Our Model of Intervention Is Limited
The most dramatic safety improvements so far demonstrated have been those with a strong focus on a core clinical issue and a relatively narrow timescale. These interventions, such as the surgical safety checklist and the control of central line infections, are of course far from simple in the sense that they have only succeeded because of a sophisticated approach to clinical engagement and implementation. More general system improvements may extend to an entire patient pathway. For instance the introduction of the SURPASS system using checklists and other improvements to communication along the entire surgical pathway and showed a reduction in surgery complications (de Vries et al. 2010). Bar coding and other systems have massively enhanced the reliability of blood transfusion systems, incrementally improving each step of the pathway (Murphy et al. 2013).

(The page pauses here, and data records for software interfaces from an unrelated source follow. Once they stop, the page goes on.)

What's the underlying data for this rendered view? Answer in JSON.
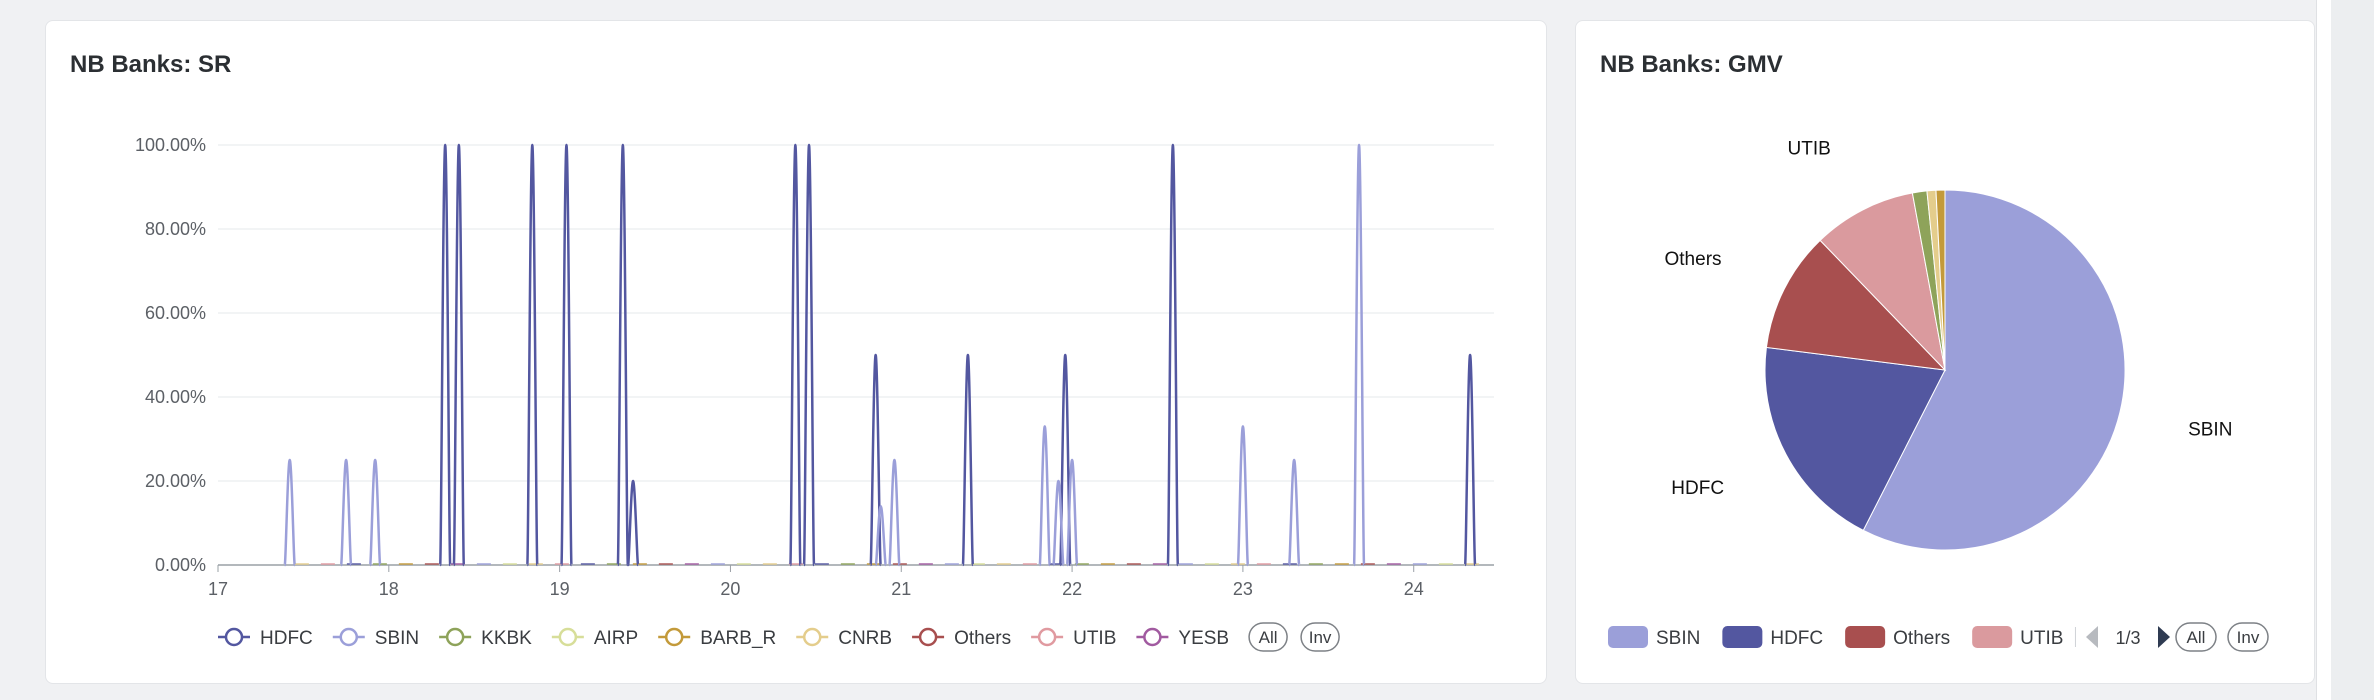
{
  "panels": {
    "sr_title": "NB Banks: SR",
    "gmv_title": "NB Banks: GMV"
  },
  "chart_data": [
    {
      "type": "line",
      "title": "NB Banks: SR",
      "x_ticks": [
        "17",
        "18",
        "19",
        "20",
        "21",
        "22",
        "23",
        "24"
      ],
      "y_ticks": [
        "0.00%",
        "20.00%",
        "40.00%",
        "60.00%",
        "80.00%",
        "100.00%"
      ],
      "xlim": [
        17,
        24.47
      ],
      "ylim": [
        0,
        100
      ],
      "grid": true,
      "legend": "bottom",
      "legend_controls": [
        "All",
        "Inv"
      ],
      "series": [
        {
          "name": "HDFC",
          "color": "#5357a0",
          "spikes": [
            [
              18.33,
              100
            ],
            [
              18.41,
              100
            ],
            [
              18.84,
              100
            ],
            [
              19.04,
              100
            ],
            [
              19.37,
              100
            ],
            [
              19.43,
              20
            ],
            [
              20.38,
              100
            ],
            [
              20.46,
              100
            ],
            [
              20.85,
              50
            ],
            [
              21.39,
              50
            ],
            [
              21.96,
              50
            ],
            [
              22.59,
              100
            ],
            [
              24.33,
              50
            ]
          ]
        },
        {
          "name": "SBIN",
          "color": "#9b9fd9",
          "spikes": [
            [
              17.42,
              25
            ],
            [
              17.75,
              25
            ],
            [
              17.92,
              25
            ],
            [
              20.88,
              14
            ],
            [
              20.96,
              25
            ],
            [
              21.84,
              33
            ],
            [
              21.92,
              20
            ],
            [
              22.0,
              25
            ],
            [
              23.0,
              33
            ],
            [
              23.3,
              25
            ],
            [
              23.68,
              100
            ]
          ]
        },
        {
          "name": "KKBK",
          "color": "#8ea35a",
          "spikes": []
        },
        {
          "name": "AIRP",
          "color": "#d7de99",
          "spikes": []
        },
        {
          "name": "BARB_R",
          "color": "#c39a3a",
          "spikes": []
        },
        {
          "name": "CNRB",
          "color": "#e4cd8c",
          "spikes": []
        },
        {
          "name": "Others",
          "color": "#a84f4f",
          "spikes": []
        },
        {
          "name": "UTIB",
          "color": "#e09aa0",
          "spikes": []
        },
        {
          "name": "YESB",
          "color": "#a15aa0",
          "spikes": []
        }
      ]
    },
    {
      "type": "pie",
      "title": "NB Banks: GMV",
      "slices": [
        {
          "name": "SBIN",
          "value": 57.5,
          "color": "#9b9fd9",
          "label": "SBIN"
        },
        {
          "name": "HDFC",
          "value": 19.5,
          "color": "#5357a0",
          "label": "HDFC"
        },
        {
          "name": "Others",
          "value": 10.8,
          "color": "#a84f4f",
          "label": "Others"
        },
        {
          "name": "UTIB",
          "value": 9.3,
          "color": "#da9a9e",
          "label": "UTIB"
        },
        {
          "name": "KKBK",
          "value": 1.3,
          "color": "#8ea35a",
          "label": ""
        },
        {
          "name": "CNRB",
          "value": 0.8,
          "color": "#e4cd8c",
          "label": ""
        },
        {
          "name": "BARB_R",
          "value": 0.8,
          "color": "#c39a3a",
          "label": ""
        }
      ],
      "legend_items": [
        "SBIN",
        "HDFC",
        "Others",
        "UTIB"
      ],
      "legend_page": "1/3",
      "legend_controls": [
        "All",
        "Inv"
      ]
    }
  ]
}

We should however be wary of modelling all future safety interventions on our most visible successes. At the moment the primary focus is on developing interventions to address specific harms or to improve reliability at specific points in a care process. This, entirely reasonable, approach is evolving to include the reliability of entire care pathways or areas of care (such as an out-patient clinic). We will argue however that, in addition to increasing reliability, we also need to develop proactive strategies to manage risk on an ongoing basis, particularly in less controlled environments. There is also a class of strategies and interventions, particularly those that focus on detecting and responding to deviations, that are particularly critical for preventing harm to patients. These approaches do not feature as strongly in the classical quality and safety armament.

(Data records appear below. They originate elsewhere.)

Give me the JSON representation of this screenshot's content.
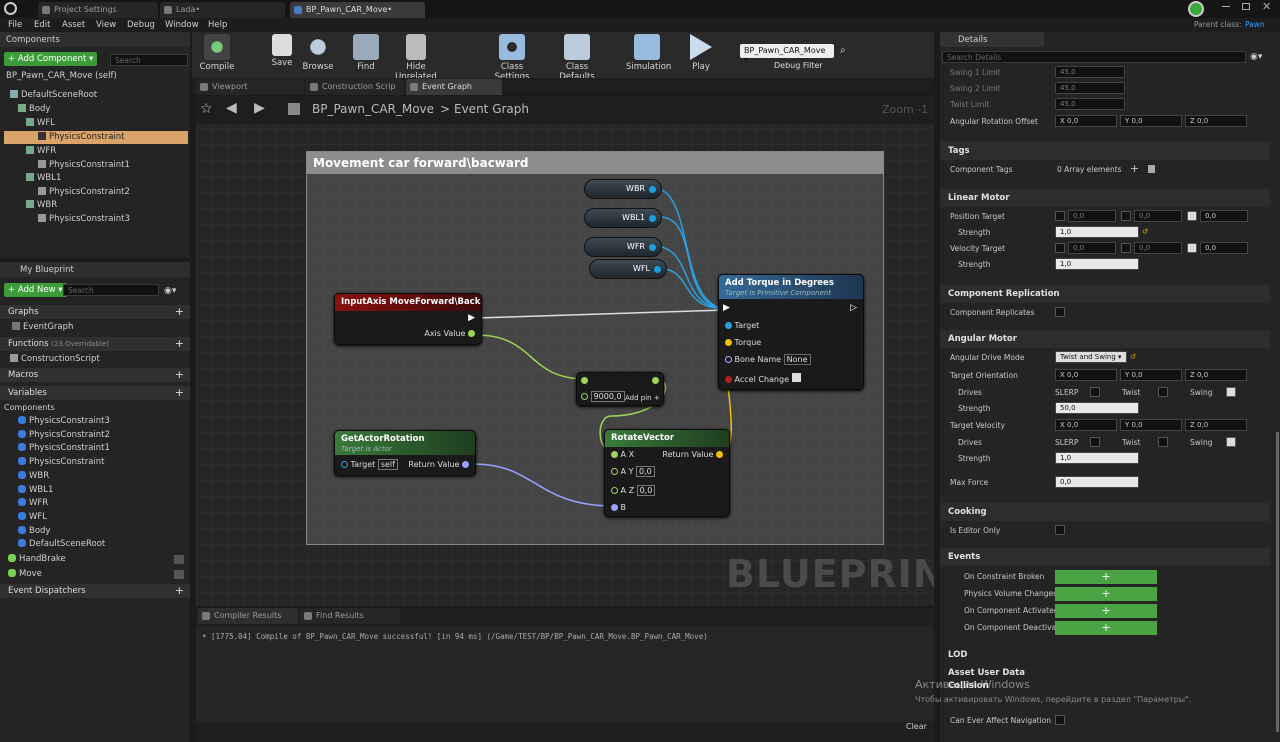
{
  "window": {
    "tabs": [
      "Project Settings",
      "Lada•",
      "BP_Pawn_CAR_Move•"
    ],
    "parent_class_label": "Parent class:",
    "parent_class_value": "Pawn"
  },
  "menu": [
    "File",
    "Edit",
    "Asset",
    "View",
    "Debug",
    "Window",
    "Help"
  ],
  "components": {
    "title": "Components",
    "add_label": "+ Add Component ▾",
    "search_placeholder": "Search",
    "self_label": "BP_Pawn_CAR_Move (self)",
    "tree": [
      "DefaultSceneRoot",
      "Body",
      "WFL",
      "PhysicsConstraint",
      "WFR",
      "PhysicsConstraint1",
      "WBL1",
      "PhysicsConstraint2",
      "WBR",
      "PhysicsConstraint3"
    ]
  },
  "my_blueprint": {
    "title": "My Blueprint",
    "add_label": "+ Add New ▾",
    "search_placeholder": "Search",
    "graphs_label": "Graphs",
    "event_graph": "EventGraph",
    "functions_label": "Functions",
    "functions_note": "(23 Overridable)",
    "construction_script": "ConstructionScript",
    "macros_label": "Macros",
    "variables_label": "Variables",
    "components_label": "Components",
    "variables": [
      "PhysicsConstraint3",
      "PhysicsConstraint2",
      "PhysicsConstraint1",
      "PhysicsConstraint",
      "WBR",
      "WBL1",
      "WFR",
      "WFL",
      "Body",
      "DefaultSceneRoot"
    ],
    "extra_vars": [
      "HandBrake",
      "Move"
    ],
    "dispatchers_label": "Event Dispatchers"
  },
  "toolbar": [
    "Compile",
    "Save",
    "Browse",
    "Find",
    "Hide Unrelated",
    "Class Settings",
    "Class Defaults",
    "Simulation",
    "Play"
  ],
  "debug_filter": {
    "value": "BP_Pawn_CAR_Move ▾",
    "label": "Debug Filter"
  },
  "editor_tabs": [
    "Viewport",
    "Construction Scrip",
    "Event Graph"
  ],
  "breadcrumb": {
    "root": "BP_Pawn_CAR_Move",
    "sep": ">",
    "current": "Event Graph",
    "zoom": "Zoom -1"
  },
  "graph": {
    "comment": "Movement car forward\\bacward",
    "vars": [
      "WBR",
      "WBL1",
      "WFR",
      "WFL"
    ],
    "input_node": {
      "title": "InputAxis MoveForward\\Back",
      "pin": "Axis Value"
    },
    "torque_node": {
      "title": "Add Torque in Degrees",
      "sub": "Target is Primitive Component",
      "pins": [
        "Target",
        "Torque",
        "Bone Name",
        "Accel Change"
      ],
      "bone_value": "None"
    },
    "mult_node": {
      "value": "9000,0",
      "add_pin": "Add pin"
    },
    "rotation_node": {
      "title": "GetActorRotation",
      "sub": "Target is Actor",
      "target": "Target",
      "self": "self",
      "ret": "Return Value"
    },
    "rotate_node": {
      "title": "RotateVector",
      "pins": [
        "A X",
        "A Y",
        "A Z",
        "B"
      ],
      "ay": "0,0",
      "az": "0,0",
      "ret": "Return Value"
    },
    "watermark": "BLUEPRINT"
  },
  "output": {
    "tabs": [
      "Compiler Results",
      "Find Results"
    ],
    "log": "• [1775.04] Compile of BP_Pawn_CAR_Move successful! [in 94 ms] (/Game/TEST/BP/BP_Pawn_CAR_Move.BP_Pawn_CAR_Move)",
    "clear": "Clear"
  },
  "details": {
    "title": "Details",
    "search_placeholder": "Search Details",
    "limits": [
      {
        "label": "Swing 1 Limit",
        "value": "45,0"
      },
      {
        "label": "Swing 2 Limit",
        "value": "45,0"
      },
      {
        "label": "Twist Limit",
        "value": "45,0"
      }
    ],
    "ang_offset": {
      "label": "Angular Rotation Offset",
      "x": "X 0,0",
      "y": "Y 0,0",
      "z": "Z 0,0"
    },
    "tags": {
      "title": "Tags",
      "label": "Component Tags",
      "value": "0 Array elements"
    },
    "linear": {
      "title": "Linear Motor",
      "pos": "Position Target",
      "vel": "Velocity Target",
      "strength": "Strength",
      "s1": "1,0",
      "s2": "1,0",
      "zero": "0,0"
    },
    "replication": {
      "title": "Component Replication",
      "label": "Component Replicates"
    },
    "angular": {
      "title": "Angular Motor",
      "mode_label": "Angular Drive Mode",
      "mode_value": "Twist and Swing ▾",
      "orient": "Target Orientation",
      "drives": "Drives",
      "slerp": "SLERP",
      "twist": "Twist",
      "swing": "Swing",
      "strength": "Strength",
      "s1": "50,0",
      "velocity": "Target Velocity",
      "s2": "1,0",
      "max_force": "Max Force",
      "max_val": "0,0",
      "x": "X 0,0",
      "y": "Y 0,0",
      "z": "Z 0,0"
    },
    "cooking": {
      "title": "Cooking",
      "label": "Is Editor Only"
    },
    "events": {
      "title": "Events",
      "items": [
        "On Constraint Broken",
        "Physics Volume Changed",
        "On Component Activated",
        "On Component Deactivat"
      ]
    },
    "lod": "LOD",
    "asset_user": "Asset User Data",
    "collision": "Collision",
    "nav": "Can Ever Affect Navigation",
    "activate_title": "Активация Windows",
    "activate_text": "Чтобы активировать Windows, перейдите в раздел \"Параметры\"."
  }
}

We also need to recognise that safety, for any person or organisation, is always only one of a number of objectives. For instance, many sports involve an element of risk and potential harm. When we become patients we necessarily accept the risks of healthcare in pursuit of other benefits. Similarly a healthcare organisation can never treat safety as the sole objective, even if they say safety is their 'top priority'. Of necessity, safety is always only one consideration in a broader endeavour, whether in healthcare or in any other field. As an oil executive expressed it: 'Safety is not our top priority. Getting oil out of the ground is our priority. However, when safety and productivity conflict, then safety takes precedence' (Vincent 2010). Similarly, in healthcare, the main objective is providing healthcare to large numbers of people at a reasonable cost, but this needs to be done as safely as possible.